There are a set of comments you can remove to stop the continuous polling of the accelerometer, and instead have it poll and respond each time the AVR receives a character over the USART (i.e. when you press a key in the terminal program you’re looking at the data on).

I tested this code just now on an ATMega168 Baby Orangutan, and it works just fine. I can’t completely test it on my X2 since my accelerometer is pretty solidly integrated into my helicopter board. I think the code should only need one tweak to compile and run on the X2’s ATMega644, you should change the line:
ISR(USART_RX_vect){//USART Byte reieved
to read:
ISR(USART0_RX_vect){//USART Byte reieved

Don’t ask me why the vectors have different names, even though the register names are all the same. Also, keep in mind when running this code on your X2 that it’s using the hardware USART on the ATMega644. The USB to Serial adapter is connected to the hardware USART on the ATMega168. You should be able to copy in a couple of the Pololu library functions if you want to look at the accelerometer readings over the USB connection.

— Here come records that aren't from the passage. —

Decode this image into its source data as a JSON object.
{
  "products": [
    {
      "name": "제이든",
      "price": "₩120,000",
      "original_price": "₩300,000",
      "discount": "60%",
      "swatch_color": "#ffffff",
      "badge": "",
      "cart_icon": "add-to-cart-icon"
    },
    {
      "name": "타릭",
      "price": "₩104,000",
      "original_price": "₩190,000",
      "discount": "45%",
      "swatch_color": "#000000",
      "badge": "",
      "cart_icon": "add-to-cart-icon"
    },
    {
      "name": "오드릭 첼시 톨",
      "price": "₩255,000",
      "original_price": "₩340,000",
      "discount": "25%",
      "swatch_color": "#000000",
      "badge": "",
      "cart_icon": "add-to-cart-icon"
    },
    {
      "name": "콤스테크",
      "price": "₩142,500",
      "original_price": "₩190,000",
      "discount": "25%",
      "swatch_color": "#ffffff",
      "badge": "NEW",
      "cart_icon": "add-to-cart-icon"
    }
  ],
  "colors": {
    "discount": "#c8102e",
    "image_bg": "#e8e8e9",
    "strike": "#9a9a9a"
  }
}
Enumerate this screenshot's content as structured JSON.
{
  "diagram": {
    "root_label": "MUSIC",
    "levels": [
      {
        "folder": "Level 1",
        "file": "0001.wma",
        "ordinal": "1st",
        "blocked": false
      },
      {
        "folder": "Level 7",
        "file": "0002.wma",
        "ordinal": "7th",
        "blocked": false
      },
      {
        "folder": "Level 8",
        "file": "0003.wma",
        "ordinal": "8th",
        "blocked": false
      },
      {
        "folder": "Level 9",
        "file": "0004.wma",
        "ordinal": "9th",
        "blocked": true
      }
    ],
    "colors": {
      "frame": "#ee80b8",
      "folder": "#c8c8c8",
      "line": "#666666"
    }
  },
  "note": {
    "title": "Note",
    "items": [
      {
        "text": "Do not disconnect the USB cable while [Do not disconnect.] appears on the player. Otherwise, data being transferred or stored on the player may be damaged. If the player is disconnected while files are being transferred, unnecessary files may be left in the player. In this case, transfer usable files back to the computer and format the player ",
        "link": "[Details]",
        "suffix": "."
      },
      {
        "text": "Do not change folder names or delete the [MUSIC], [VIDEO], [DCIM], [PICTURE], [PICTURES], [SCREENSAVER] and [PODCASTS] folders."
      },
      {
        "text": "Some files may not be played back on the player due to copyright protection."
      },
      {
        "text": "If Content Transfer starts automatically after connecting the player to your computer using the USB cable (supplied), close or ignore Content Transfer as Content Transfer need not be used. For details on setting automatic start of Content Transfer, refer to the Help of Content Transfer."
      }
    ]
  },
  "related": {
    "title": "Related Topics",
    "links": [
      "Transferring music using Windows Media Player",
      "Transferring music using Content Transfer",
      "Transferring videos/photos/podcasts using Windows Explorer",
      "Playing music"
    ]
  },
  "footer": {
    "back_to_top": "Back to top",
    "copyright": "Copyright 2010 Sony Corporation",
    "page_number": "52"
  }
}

P.S. The I2C hardware functions are based on code by Peter Fleury. If you’re interested in implementing a software I2C interface (say, to keep the LCD usable) it turns out Peter also has code for that on his page.

I’m still stuck just trying to get power to these sensors. (I’ll deal with signal line voltage later.) I started out constructing a voltage divider out of two resistors to drop my 9V 800mA source down to 3.3V. But then I read somewhere that a simple resistive voltage divider could cause problems (can’t remember what exactly) and that I should instead be using a proper voltage regulator.

So now I’m trying to figure out what voltage regulator I should buy, but I’m completely overwhelmed. There are literally hundreds of different 3.3V regulators listed on the Jameco and Digikey websites. How do I know which to choose?

Yeah, a resistor-based voltage divider is good for very low current, high impedance applications like generating a reference voltage for an ADC, but not for powering most devices. Depending on the net resistance you use you will either ALWAYS be wasting lots of power, or limiting yourself to far too little current, or both. Not to mention that the internal, relatively low impedance of your device will mess up the division factor. Basically you don’t use voltage dividers to power things.

Anyway, if you’re just ordering a voltage regulator or two, you should skip Digikey ($25 minimum order or $5 handling) and go to Jameco. You should still get a few and any other parts you think you need, why waste the shipping. The other things to consider are your source voltage and current requirements, chip package, and price.

If you’re going to be using a voltage source close to your output voltage (like 5V), you’ll need a low-dropout (LDO) regulator. For a 9V source, a regular (not LDO) regulator should be fine. Of course there’s also an upper limit to the voltage you can use with a given regulator, so keep an eye on that, but those should be in the 10V-50V range.

Then make sure it can supply enough current for your device. Your two sensors together only need about 10mA (if I’m skimming the data-sheets right) so just about any regulator will do.

Then pick a package you like. Do you want surface mount? Through hole? Are you going for microscopic, or something you can easily solder by hand?

After taking all these into consideration, I usually get the cheapest one left (both Digikey and Jameco have good drill-down type menus). Or you could just go out to Radio Shack. They don’t sell a 3.3V regulator, but they do sell an adjustable one (I think you set the output voltage with resistors, be careful!).

Good luck!


I had emailed Jameco with a question a couple days ago, but they’ve yet to get back with me. In the meantime, Digi-Key has online chat customer service and was able to answer my questions right away. I think I can find $25 of other stuff to order, so I think I’ll go with Digi-Key.

Digi-Key told me that LDO basically means it’s a “better” regulator. The tech said that supply can dip lower to the output voltage than a non-LDO can without the ouput being affected. They suggested the LM2936Z-3.3/NOPB.